HOW TO COMPLETE THIS TASK:
Look through the listing below, and wherever a line has the string "Moja", pull it out.

DATASET RECORDS:
◇ ◇ ◇ ◇

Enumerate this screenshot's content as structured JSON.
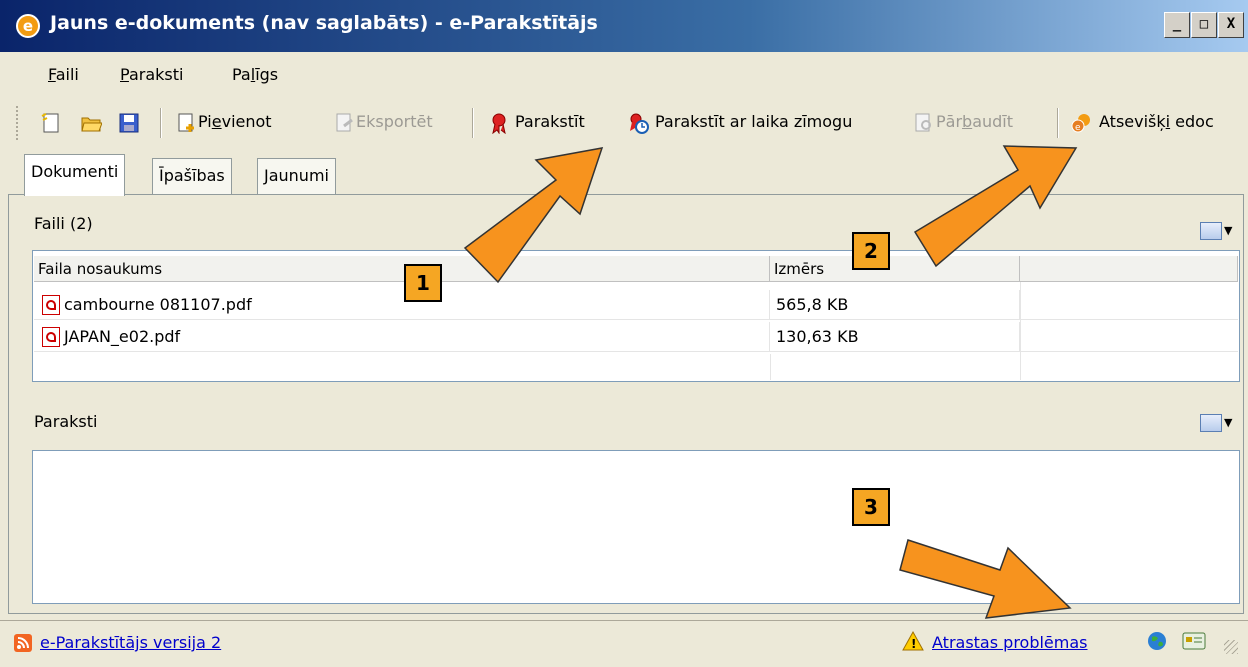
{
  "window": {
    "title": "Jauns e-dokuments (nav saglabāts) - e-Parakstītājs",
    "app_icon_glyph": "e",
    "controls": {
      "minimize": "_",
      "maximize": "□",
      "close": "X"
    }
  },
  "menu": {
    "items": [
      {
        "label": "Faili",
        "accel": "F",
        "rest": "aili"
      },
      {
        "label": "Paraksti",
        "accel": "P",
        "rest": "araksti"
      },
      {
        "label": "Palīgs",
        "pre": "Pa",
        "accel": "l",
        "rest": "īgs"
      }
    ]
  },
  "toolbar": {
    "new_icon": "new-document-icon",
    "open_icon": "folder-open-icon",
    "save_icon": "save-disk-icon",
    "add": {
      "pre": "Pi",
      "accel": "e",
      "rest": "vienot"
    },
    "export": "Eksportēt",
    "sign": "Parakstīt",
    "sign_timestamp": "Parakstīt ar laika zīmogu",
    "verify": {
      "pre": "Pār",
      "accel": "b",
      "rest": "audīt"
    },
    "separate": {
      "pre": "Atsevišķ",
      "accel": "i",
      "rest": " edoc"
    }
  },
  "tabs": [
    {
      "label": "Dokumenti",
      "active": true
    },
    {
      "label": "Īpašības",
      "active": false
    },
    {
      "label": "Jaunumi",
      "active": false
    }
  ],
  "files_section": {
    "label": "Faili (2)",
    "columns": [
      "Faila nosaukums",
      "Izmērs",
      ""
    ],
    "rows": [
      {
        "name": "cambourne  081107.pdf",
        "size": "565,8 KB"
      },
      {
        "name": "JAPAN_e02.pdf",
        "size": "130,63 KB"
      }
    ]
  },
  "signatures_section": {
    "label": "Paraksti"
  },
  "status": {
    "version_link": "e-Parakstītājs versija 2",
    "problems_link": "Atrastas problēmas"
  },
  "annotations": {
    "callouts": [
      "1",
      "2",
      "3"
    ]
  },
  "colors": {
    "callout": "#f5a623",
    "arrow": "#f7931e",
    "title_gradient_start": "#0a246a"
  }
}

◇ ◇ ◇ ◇

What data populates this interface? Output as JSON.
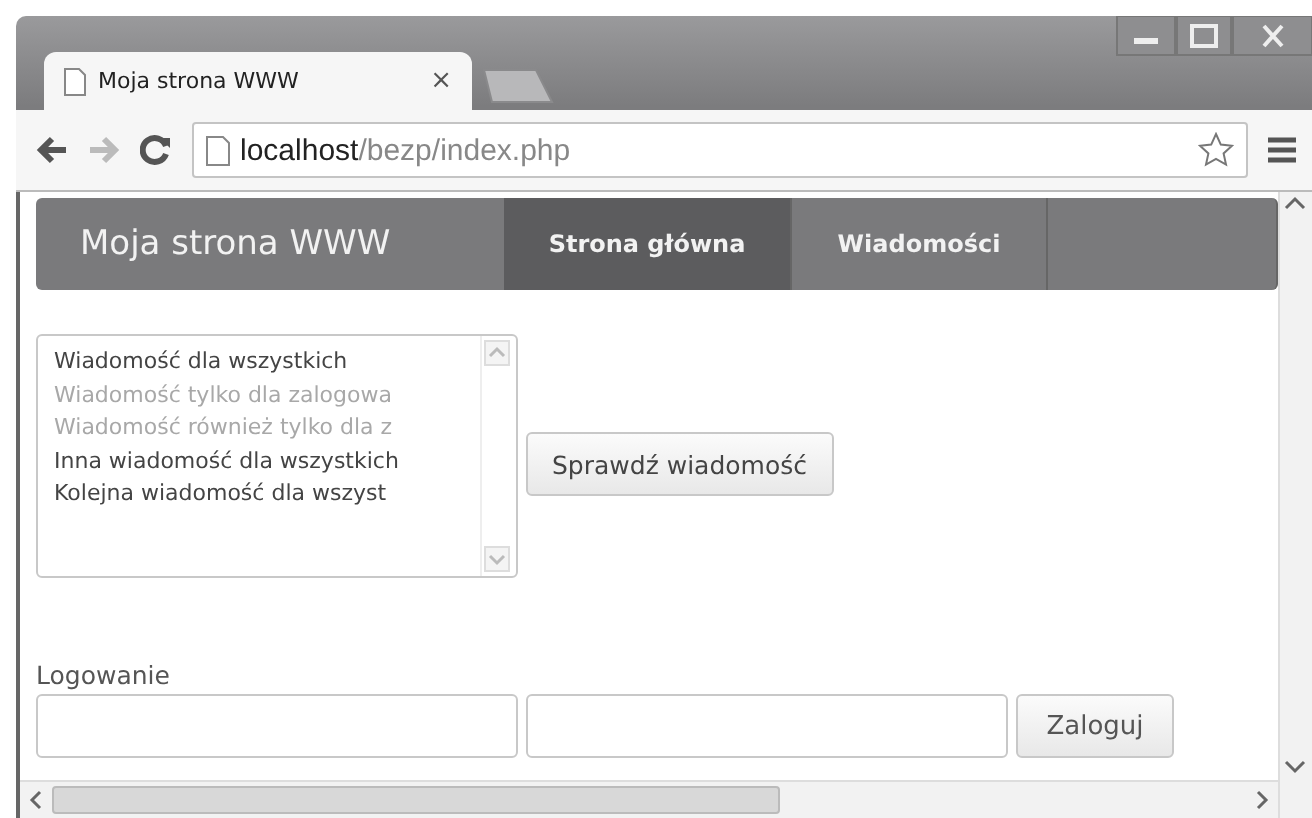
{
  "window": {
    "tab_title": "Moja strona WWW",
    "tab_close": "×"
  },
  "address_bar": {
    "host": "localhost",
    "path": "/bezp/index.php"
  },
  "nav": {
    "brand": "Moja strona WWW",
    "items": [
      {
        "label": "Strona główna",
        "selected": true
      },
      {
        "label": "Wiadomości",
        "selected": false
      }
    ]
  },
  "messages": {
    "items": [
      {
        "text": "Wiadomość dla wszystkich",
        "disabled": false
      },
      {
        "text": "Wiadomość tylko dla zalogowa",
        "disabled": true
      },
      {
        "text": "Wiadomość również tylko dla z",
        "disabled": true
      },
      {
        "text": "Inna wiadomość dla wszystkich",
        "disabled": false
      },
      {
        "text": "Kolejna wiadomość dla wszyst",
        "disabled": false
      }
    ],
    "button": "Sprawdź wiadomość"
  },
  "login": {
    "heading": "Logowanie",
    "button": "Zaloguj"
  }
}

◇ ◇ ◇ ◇

EXERCISE RESPONSE:
    "tab_title": "Moja strona WWW",
    "brand": "Moja strona WWW",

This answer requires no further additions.